▶ _EXERCISE PROMPT_
Go through the records below and show every line with the string "content".

▶ _THE DATA_
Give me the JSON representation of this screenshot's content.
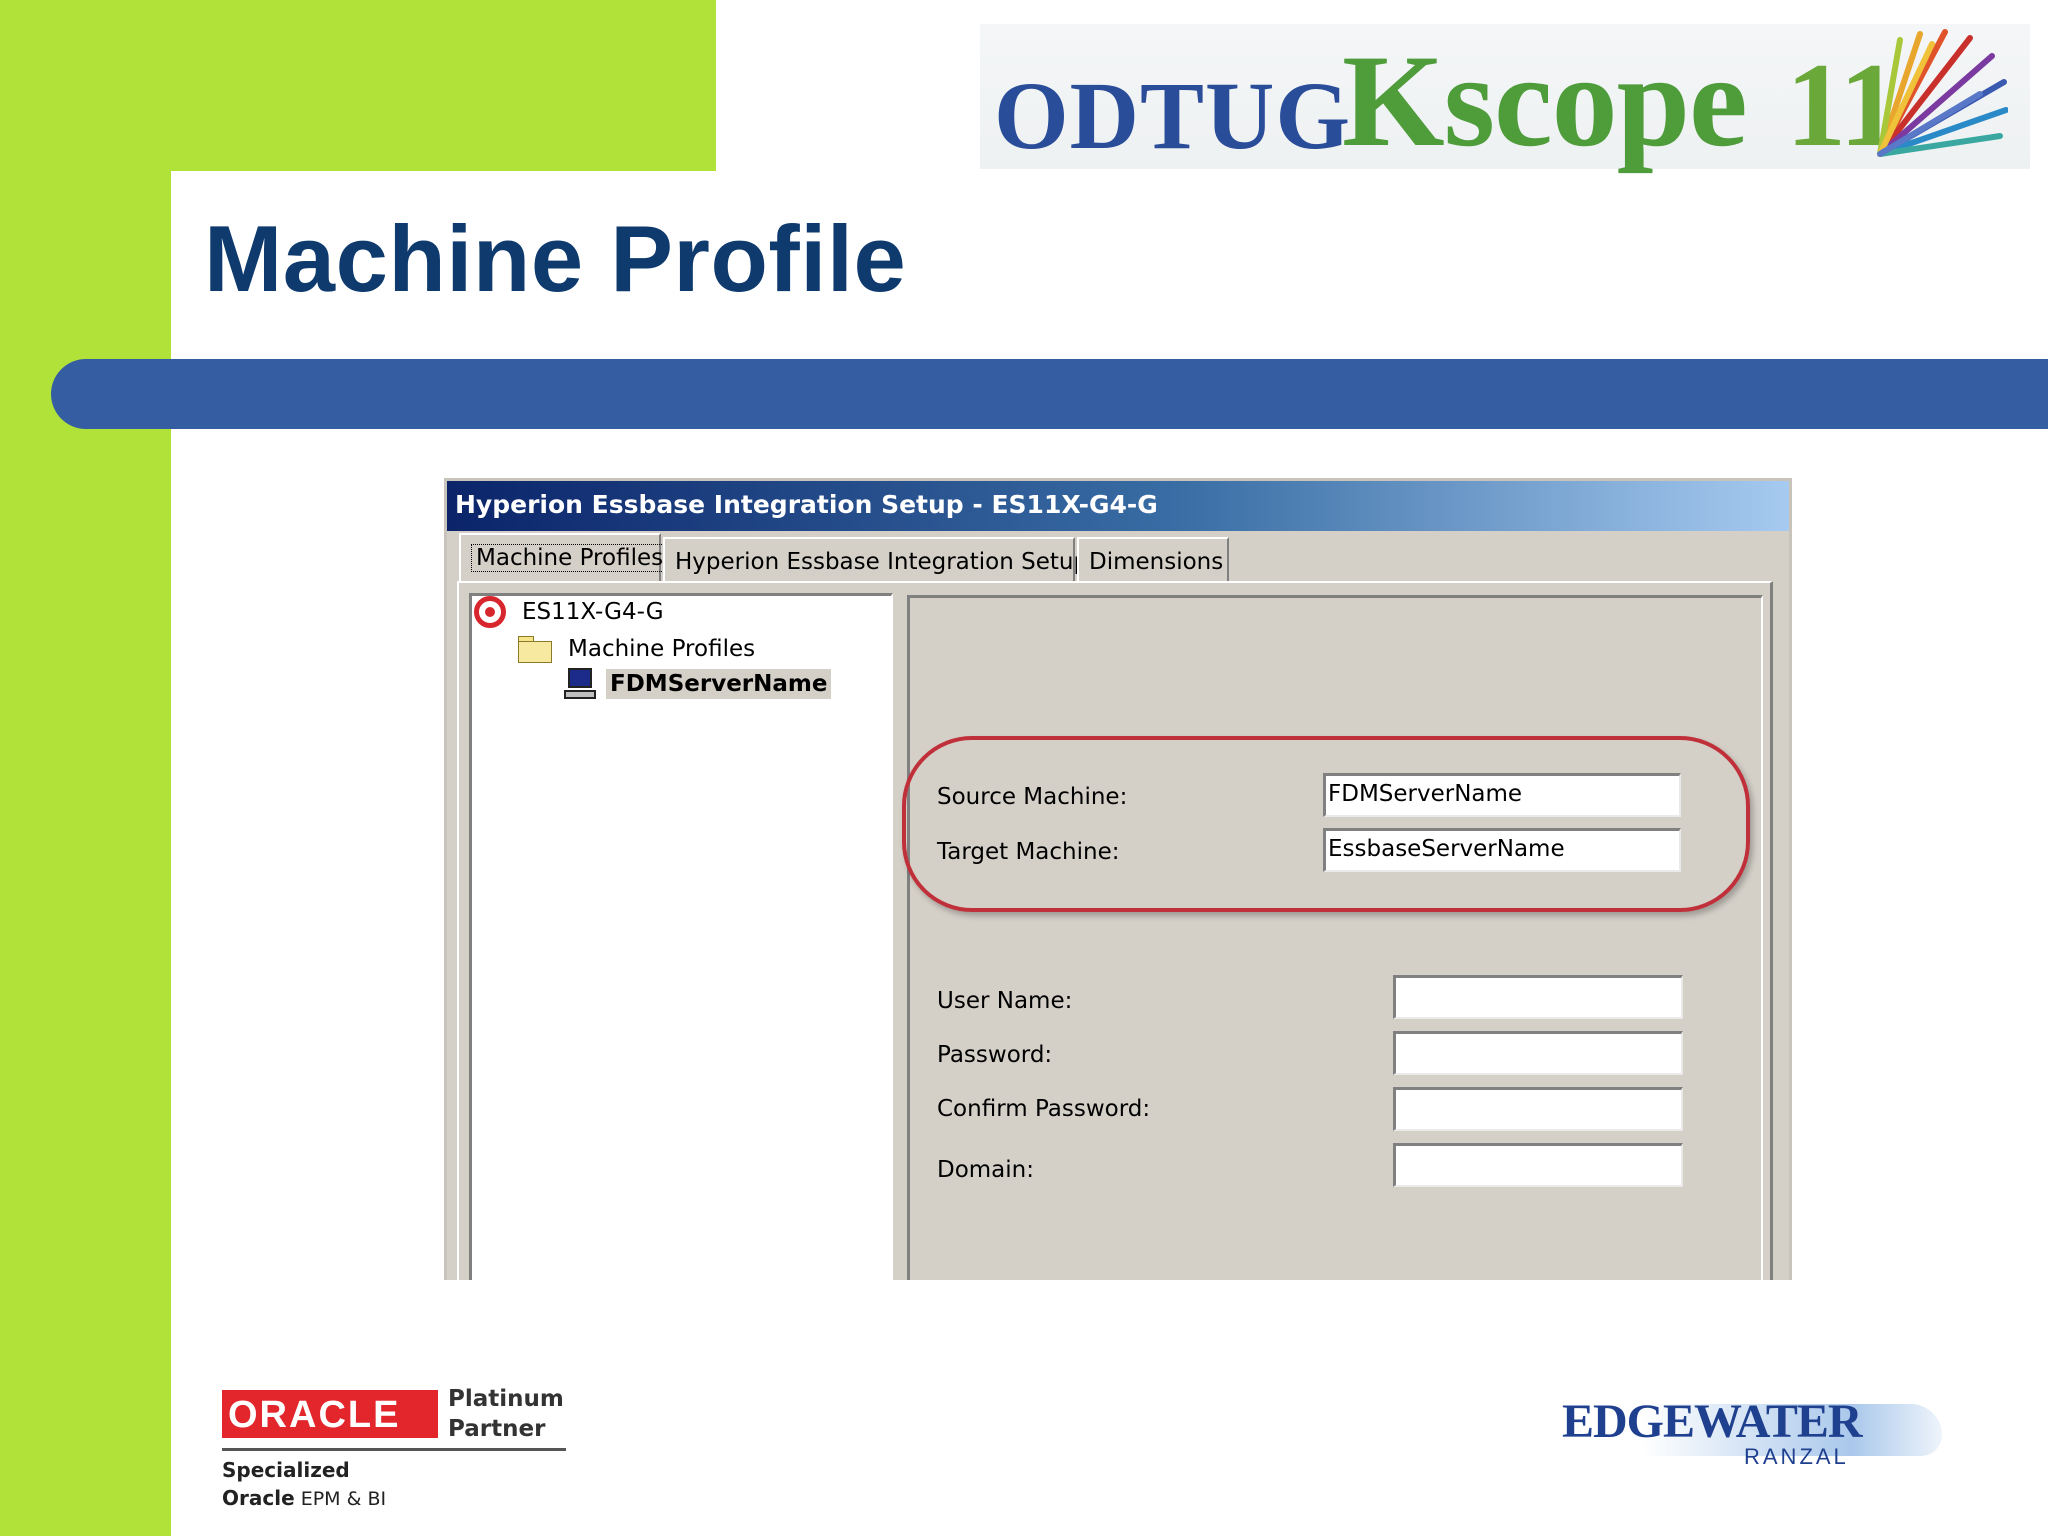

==

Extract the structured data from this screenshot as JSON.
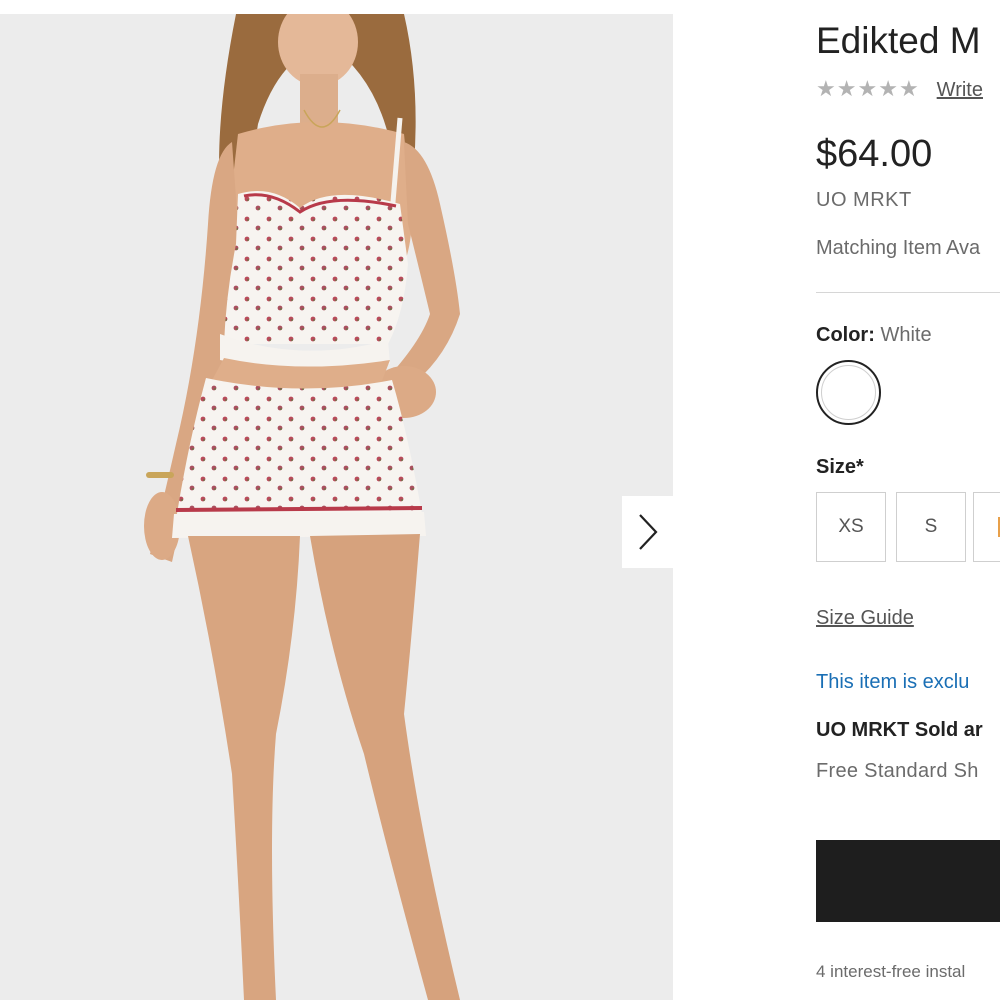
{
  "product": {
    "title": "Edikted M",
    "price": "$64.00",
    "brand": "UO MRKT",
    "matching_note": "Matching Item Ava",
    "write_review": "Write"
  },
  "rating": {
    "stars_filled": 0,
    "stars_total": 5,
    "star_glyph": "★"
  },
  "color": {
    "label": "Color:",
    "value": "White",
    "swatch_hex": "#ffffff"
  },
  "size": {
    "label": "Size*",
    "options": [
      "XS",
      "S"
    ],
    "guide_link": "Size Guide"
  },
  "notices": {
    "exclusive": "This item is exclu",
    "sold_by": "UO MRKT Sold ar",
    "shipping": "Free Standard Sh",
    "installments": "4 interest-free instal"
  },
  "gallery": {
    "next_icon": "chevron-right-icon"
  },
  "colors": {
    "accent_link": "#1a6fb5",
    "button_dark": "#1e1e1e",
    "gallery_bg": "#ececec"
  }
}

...

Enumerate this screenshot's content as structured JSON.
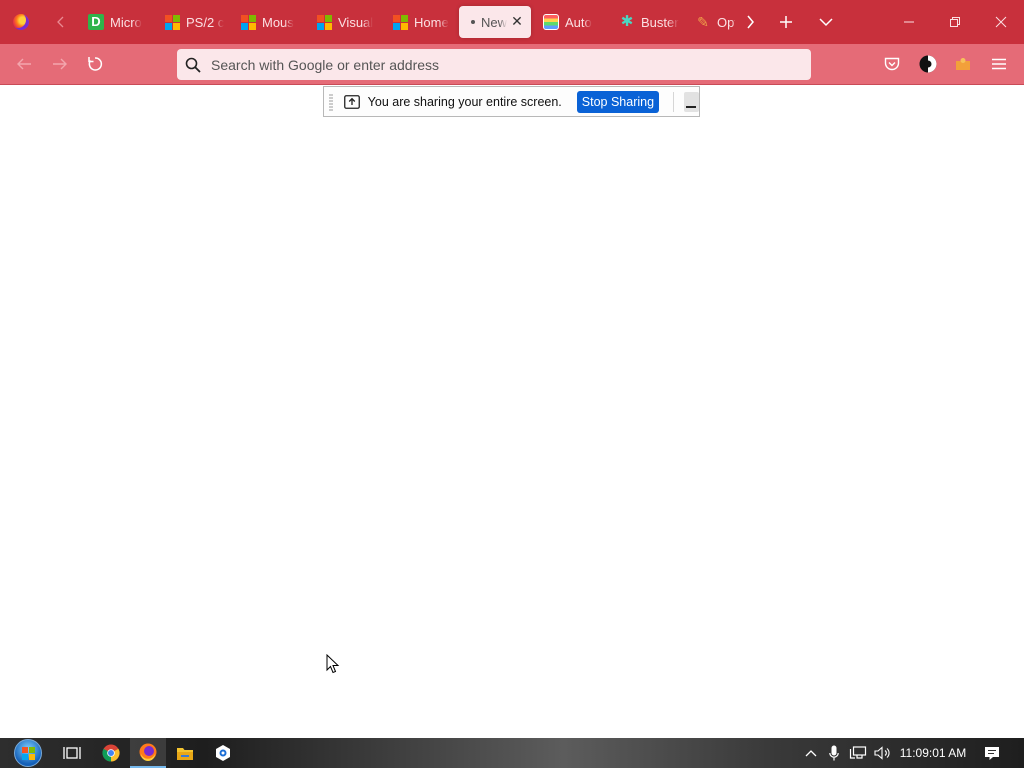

▶ _WRITTEN ANSWER_
Give me the JSON representation of this screenshot's content.
Enumerate this screenshot's content as structured JSON.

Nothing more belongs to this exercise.